AstraZeneca Covid-19 vaccines are stored in a fridge at a vaccination center in Saint-Jean-de-Luz, France, on Tuesday, March 16.
AstraZeneca Covid-19 vaccines are stored in a fridge at a vaccination center in Saint-Jean-de-Luz, France, on Tuesday, March 16. Bob Edme/AP

European Medicines Agency executive director Emer Cooke says “as far as she understands” the outcome of the AstraZeneca review will come on Thursday afternoon. 

“I want to also stress that at present, there is no indication that vaccination has caused these conditions. They have not come up in the clinical trials, and they're not listed as known or expected side events with this vaccine. In clinical trials, both the vaccinated people and the people who received the placebo, have shown, small, some very small numbers of blood clot developments,” Cooke said.

The Agency also said it's worried there may be an effect on the trust of vaccines because of its current investigation into AstraZeneca, but its executive director stressed “our job is to make sure that the products we authorize are safe and we can be trusted by the European citizens.”

Speaking at a digital press conference on Tuesday, Cooke added:

"I have to stress again that trust in the safety and efficacy in the vaccine we have authorized is paramount to us. Our job is to ensure we can maintain trust in these vaccines based on a proper scientific evaluation and this is why we have put such high priority on coming to a clear conclusion based on the evaluation of the cases coming in as we speak and whether or not there is a causal event.”

10:24 a.m. ET, March 16, 2021

Biden travels to Pennsylvania today to promote his Covid relief plan. Here's the latest on the law's roll out.

From CNN's Kevin Liptak

Drew Angerer/Getty Images
Drew Angerer/Getty Images

President Biden launches a sales effort Tuesday that he says is critical to convincing Americans that government can make their lives better as the coronavirus pandemic continues to impact the country.

The "Help is Here" road show, which spans the country from coast to coast and includes travel by the first lady, vice president, second gentleman and Cabinet members, is partly designed to claim political credit for the $1.9 trillion coronavirus relief package that no Republicans voted for but which remains overwhelmingly popular among Americans.

At a small business outside Philadelphia, Biden today will trumpet the economic assistance offered by his administration to help shore up pandemic-addled sectors. Vice President Kamala Harris meanwhile is promoting the law today in Denver, Colorado.

The $1.9 trillion bill also sends billions to state and local governments, expands the child tax credit and delivers direct payments up to $1,400 to individuals.

But he'll also make the case more broadly that big government, when functioning properly, is a good thing.

"We have to prove to the American people that their government can deliver for them," Biden said Monday as he explained how the White House planned to roll out the massive new law. "That's our job," he said. "That's our responsibility."

More on the law's roll out: Many of the states that administration officials are visiting this week are critical electoral battlegrounds and the law's popularity among the American people is helping Biden and his surrogates promote the plan to Americans eager for relief.

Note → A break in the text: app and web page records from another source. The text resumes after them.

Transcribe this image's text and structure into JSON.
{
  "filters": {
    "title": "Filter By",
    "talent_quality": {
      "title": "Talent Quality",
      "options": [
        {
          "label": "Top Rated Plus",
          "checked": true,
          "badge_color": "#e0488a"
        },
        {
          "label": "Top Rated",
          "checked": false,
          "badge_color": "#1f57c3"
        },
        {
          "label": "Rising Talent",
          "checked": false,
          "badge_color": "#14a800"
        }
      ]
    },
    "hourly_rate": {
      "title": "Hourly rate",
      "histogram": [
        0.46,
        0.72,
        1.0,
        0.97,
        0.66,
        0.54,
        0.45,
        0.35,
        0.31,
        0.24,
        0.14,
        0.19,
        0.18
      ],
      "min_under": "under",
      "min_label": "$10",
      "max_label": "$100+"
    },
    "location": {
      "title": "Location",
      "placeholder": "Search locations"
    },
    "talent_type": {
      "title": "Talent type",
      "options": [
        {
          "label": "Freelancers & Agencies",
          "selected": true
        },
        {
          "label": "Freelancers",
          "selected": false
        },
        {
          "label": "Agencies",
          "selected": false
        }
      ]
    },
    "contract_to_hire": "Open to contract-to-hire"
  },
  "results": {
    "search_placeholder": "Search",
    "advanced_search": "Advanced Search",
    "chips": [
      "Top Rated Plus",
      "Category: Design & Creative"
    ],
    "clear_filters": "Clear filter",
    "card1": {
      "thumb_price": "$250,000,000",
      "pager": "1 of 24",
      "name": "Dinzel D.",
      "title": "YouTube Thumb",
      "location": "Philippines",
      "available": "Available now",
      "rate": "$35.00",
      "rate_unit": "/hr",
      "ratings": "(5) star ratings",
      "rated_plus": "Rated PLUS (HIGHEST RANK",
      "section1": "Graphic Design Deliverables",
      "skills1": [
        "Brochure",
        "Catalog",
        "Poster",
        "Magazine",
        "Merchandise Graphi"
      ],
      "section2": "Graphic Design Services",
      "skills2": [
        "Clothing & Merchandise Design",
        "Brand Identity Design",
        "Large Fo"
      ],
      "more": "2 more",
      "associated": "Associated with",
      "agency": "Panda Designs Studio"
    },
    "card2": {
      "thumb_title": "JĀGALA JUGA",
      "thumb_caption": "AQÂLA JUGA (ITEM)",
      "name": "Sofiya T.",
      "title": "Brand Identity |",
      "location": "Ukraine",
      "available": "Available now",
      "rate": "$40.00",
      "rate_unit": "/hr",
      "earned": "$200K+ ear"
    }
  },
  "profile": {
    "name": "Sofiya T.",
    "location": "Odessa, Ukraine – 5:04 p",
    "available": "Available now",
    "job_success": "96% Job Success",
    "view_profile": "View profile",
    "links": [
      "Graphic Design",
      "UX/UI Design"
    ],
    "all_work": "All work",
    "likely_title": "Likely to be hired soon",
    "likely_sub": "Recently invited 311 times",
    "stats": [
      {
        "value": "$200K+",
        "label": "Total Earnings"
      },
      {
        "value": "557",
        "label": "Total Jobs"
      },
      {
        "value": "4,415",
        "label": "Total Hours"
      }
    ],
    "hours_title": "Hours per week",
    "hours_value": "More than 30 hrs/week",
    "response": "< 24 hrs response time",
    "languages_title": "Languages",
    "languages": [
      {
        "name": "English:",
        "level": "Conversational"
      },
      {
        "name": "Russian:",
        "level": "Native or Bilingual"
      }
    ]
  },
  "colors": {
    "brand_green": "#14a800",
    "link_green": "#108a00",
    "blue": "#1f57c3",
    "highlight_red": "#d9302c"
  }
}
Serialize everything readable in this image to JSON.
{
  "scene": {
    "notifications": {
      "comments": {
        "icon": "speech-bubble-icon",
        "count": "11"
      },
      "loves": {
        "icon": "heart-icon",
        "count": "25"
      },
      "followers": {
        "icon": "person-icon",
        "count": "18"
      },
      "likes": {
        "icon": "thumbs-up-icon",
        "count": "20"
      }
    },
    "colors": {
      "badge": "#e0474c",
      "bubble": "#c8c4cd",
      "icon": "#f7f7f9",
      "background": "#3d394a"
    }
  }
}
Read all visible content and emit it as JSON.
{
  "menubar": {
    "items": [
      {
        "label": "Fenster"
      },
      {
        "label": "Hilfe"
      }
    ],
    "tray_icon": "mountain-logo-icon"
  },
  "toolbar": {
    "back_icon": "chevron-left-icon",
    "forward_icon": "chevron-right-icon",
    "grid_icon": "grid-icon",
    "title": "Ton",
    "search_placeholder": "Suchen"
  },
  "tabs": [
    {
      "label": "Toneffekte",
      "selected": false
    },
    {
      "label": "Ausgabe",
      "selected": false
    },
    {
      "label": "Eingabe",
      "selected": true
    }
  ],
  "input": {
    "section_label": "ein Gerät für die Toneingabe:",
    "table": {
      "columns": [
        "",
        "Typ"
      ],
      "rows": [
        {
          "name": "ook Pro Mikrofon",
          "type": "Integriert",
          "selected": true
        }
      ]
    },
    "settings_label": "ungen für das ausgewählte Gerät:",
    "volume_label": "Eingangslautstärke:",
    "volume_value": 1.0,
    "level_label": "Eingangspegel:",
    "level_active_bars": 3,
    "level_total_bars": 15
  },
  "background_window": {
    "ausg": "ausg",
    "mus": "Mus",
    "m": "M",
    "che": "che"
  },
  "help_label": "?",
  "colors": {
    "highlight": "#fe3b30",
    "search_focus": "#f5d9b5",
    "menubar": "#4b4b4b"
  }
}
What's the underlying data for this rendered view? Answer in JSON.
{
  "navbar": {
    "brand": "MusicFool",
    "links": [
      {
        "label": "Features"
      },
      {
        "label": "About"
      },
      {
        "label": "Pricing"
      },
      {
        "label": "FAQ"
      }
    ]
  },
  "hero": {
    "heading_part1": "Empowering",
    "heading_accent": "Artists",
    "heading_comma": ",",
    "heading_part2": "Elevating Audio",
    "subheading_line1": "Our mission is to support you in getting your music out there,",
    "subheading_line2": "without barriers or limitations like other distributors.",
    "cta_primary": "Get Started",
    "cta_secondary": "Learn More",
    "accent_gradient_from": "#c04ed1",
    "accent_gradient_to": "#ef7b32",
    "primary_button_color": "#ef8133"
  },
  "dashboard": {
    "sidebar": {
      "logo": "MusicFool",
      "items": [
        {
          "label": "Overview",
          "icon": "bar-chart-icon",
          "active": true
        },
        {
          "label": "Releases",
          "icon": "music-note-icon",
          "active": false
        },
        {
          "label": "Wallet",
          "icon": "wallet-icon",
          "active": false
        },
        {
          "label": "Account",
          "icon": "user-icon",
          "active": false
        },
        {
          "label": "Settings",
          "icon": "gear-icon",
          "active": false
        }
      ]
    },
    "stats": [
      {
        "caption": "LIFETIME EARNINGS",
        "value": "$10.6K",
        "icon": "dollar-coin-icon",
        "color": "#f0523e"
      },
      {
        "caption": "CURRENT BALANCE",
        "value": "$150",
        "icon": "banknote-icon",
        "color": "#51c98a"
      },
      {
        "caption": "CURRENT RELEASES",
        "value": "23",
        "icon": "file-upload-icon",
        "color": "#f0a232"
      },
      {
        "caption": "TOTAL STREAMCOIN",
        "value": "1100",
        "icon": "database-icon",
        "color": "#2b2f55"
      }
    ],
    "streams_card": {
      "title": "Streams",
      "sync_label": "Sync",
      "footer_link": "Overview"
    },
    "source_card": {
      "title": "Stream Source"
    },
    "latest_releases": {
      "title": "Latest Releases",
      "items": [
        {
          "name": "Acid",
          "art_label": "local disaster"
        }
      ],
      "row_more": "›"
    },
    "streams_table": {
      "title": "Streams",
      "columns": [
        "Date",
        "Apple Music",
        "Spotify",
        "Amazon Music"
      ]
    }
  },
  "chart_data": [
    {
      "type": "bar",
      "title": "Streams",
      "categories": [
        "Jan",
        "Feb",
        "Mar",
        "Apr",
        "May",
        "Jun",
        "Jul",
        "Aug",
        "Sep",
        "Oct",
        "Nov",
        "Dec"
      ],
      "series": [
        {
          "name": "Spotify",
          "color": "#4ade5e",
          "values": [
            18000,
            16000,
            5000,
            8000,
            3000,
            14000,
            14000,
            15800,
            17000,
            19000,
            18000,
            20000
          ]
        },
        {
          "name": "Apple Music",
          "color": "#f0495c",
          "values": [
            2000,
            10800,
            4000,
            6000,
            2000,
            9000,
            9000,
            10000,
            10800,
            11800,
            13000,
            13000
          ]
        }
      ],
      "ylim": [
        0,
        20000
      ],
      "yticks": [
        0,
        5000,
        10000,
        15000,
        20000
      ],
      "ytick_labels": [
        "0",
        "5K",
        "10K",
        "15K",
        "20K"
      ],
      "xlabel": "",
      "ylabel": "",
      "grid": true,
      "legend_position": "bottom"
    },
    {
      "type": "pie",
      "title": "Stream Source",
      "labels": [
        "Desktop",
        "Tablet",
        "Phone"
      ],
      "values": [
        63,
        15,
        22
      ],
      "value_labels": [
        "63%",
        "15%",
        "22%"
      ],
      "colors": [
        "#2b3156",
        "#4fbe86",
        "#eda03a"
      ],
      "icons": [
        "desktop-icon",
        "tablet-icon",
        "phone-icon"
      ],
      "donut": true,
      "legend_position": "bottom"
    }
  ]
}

A smooth rollout of the new law will be essential for maintaining its majority support among Americans. There were positive signs on that front this weekend as direct stimulus payments began hitting Americans' bank accounts.

But officials say there are still potential hiccups ahead, including administering the expanded child tax credit through the IRS and getting billions of dollars to state and local governments efficiently and without waste.

Biden on Monday named Gene Sperling, a top economic official in previous Democratic administrations, to oversee the implementation efforts.

Here's a guide of what Americans can expect from the law.